In an environment in which private and government savings are very low; it's very important to have this foreign direct investment. It augments our national savings.

Given that national savings is as low as it is, I'd rather have the foreign investment. Preferable would be to have the investment but to have it financed domestically.

I expect foreign direct investment to continue at a reasonably high level. I'm not sure it will necessarily go up.

Steve H. Hanke

Professor of applied economics, Johns Hopkins University, Baltimore

The main feature is the United States is still one of the most competitive free- market economies in the world. It's enormously flexible and generates a lot of jobs and a lot of output. We're also competitive on the wage front. Our labor market is one of the most flexible in the world.

[FDI] allows for greater levels of investment in America than would otherwise be the case. So we have higher labor productivity, higher wages and a higher standard of living.

It certainly beats the alternative: foreign investors divesting in the U.S., selling their assets and taking their money home.

I don't think there's any particular trend one way or another. The numbers were a little weaker last year, but you have to remember the international economy is weak.

Sven Oehme

Managing director, European-American Chamber of Commerce, New York

I think the main reason is that [the United States] is a very large market. There are a lot of customers here with high income compared to other places in the world.

The value of the dollar may make it easier to invest here. But I don't think that's really the most important thing. The value of European currencies has decreased now. I also tend to say that wages do not play a decisive role. One could argue they could just go to Mexico.

If you want to become a global player you have to be established in the market, and not just export.

Foreign investment creates jobs and the employees are Americans.

Foreign investment shows the world is coming together more and more, and I see no reason why it should not increase.

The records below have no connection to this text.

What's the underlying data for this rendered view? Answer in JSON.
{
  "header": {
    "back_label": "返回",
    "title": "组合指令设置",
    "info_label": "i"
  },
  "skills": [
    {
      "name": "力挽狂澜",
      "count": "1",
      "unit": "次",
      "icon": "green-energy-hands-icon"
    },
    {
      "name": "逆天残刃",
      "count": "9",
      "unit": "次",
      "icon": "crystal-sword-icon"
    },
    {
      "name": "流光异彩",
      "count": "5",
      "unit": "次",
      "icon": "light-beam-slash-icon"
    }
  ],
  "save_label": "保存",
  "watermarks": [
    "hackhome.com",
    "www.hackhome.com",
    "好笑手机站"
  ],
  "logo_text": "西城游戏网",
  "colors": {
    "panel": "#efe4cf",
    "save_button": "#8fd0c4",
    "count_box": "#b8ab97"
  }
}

Until now you see the major companies doing it and, increasingly, you'll probably see smaller and midsize companies following.

Pub Date: 7/14/96

Baltimore Sun Articles
Please note the green-lined linked article text has been applied commercially without any involvement from our newsroom editors, reporters or any other editorial staff.